Written by Eileen McDougall

Persisting prejudice in India toward pre-marital sex means unmarried women face stigma by medical providers when trying to access sexual health services.

Societal norms are indeed changing in the country as increasingly more women choose to delay marriage. India is now the world’s fourth-largest user of online dating apps. However, despite the developing social and sexual landscape, attitudes in the medical profession on sexual issues, even in India’s largest cities, are still enmeshed with conservative thinking.

Over the last four years, a campaign called Health Over Stigma ran by Delhi-based youth organization Haiyya, has been challenging this system by linking unmarried women with sexual health and reproductive services — and changing the views of India’s gynecologists.

In February 2020, I met with Sreejani Malakar, the Health Over Stigma campaign manager, who explained:

If you are sexually active, the precondition is that you are married. If you are not married, and having sexual relationships, you are considered impure and the doctor will not treat you. It is a social stigma; doctors and medical professionals are products of the social system. And the level of shame involved is so great that women often cannot bring themselves to seek the services they need.

Traditionally, in Hinduism, sex before marriage is seen as a source of pollution, and stigmatized outside of marriage; in Islam, it is forbidden. These attitudes among doctors, Malakar says, lead unmarried women to de-prioritize their sexual health needs and refrain from accessing the appropriate services.

In a survey of unmarried women living in Delhi, conducted throughout 2018, Haiyya found only 5 percent of respondents took their information about sex or contraception from medical professionals. Most, they found, relied on the internet or friends.

Other statistics reveal the consequence of this vacuum. The same survey discovered that only 20 percent of the women surveyed understood their rights relating to abortion. Meanwhile, a 2018 YouGov India survey revealed that 15 percent of women thought that emergency contraception was not suitable as a regular method of contraception; 49 percent were not sure.

‘The man at the pharmacy pretends to mishear me’

Sapna Devi (not her real name), a young, unmarried woman, shared her experience with me last February in an interview in her home city of Jaipur. “I was 18 when I met my last boyfriend on Facebook. We dated for two years, and would meet in hotels, where no-one could see us,” she recounted.

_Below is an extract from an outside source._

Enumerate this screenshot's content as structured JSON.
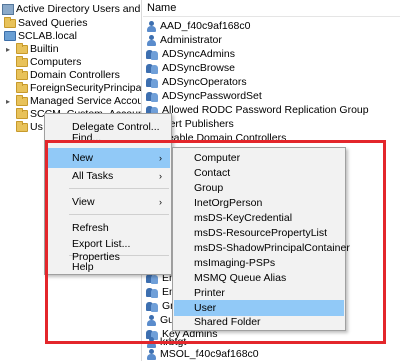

Sapna described how the first gynecologist refused to treat her as an unmarried woman. She tried again, this time pretending to be engaged, and managed to receive the contraceptive injection. She bled irregularly in the following months, but felt she couldn’t go back to the doctor. In the end, she resorted back to condoms and emergency contraception.

At 1.50 USD per dose, the emergency contraceptive pill is by far one of the most accessible options of contraception for women in India, with one pre-pandemic survey finding 77 percent of single women use it as a regular means of contraception, despite the uncertainties over the side-effects of long-term usage.

“The man at the pharmacy always pretends to mishear me, making me ask twice. But I don’t care; it is the easiest option,” said Devi.

Building networks

It was stories like Devi’s that pushed Haiyya to start the Heath over Stigma campaign back in 2017.

At that time, Haiyya ran a set of meet-ups called the “Vagina Dialogues”, where unmarried women were encouraged to talk about their sexual health experiences. The dialogues revealed the extent of the problem and Haiyya decided to scale up the movement by going to the streets and asking women to share their stories.

Haiyya has found, for example, that many doctors refuse to perform internal examinations on unmarried women; requests for safe contraception are rejected; and those needing abortions are referred to expensive, often illegal, clinics, despite terminations being legal in India up to 20 weeks, regardless of marital status.

Low public provision and failure to regulate private providers mean abortion charges, particularly for the unmarried, are beyond the spending power of most patients.

#MyGynaecStory, the campaign’s hashtag, features the testimonies highlighting some of the grave consequences — both physical and mental — of a healthcare system shaped by a highly sexually conservative society.

Writer, singer and feminist Asmita tweeted in 2019:

And writer Manjima Misra said:

hers like her.

The original article can be found here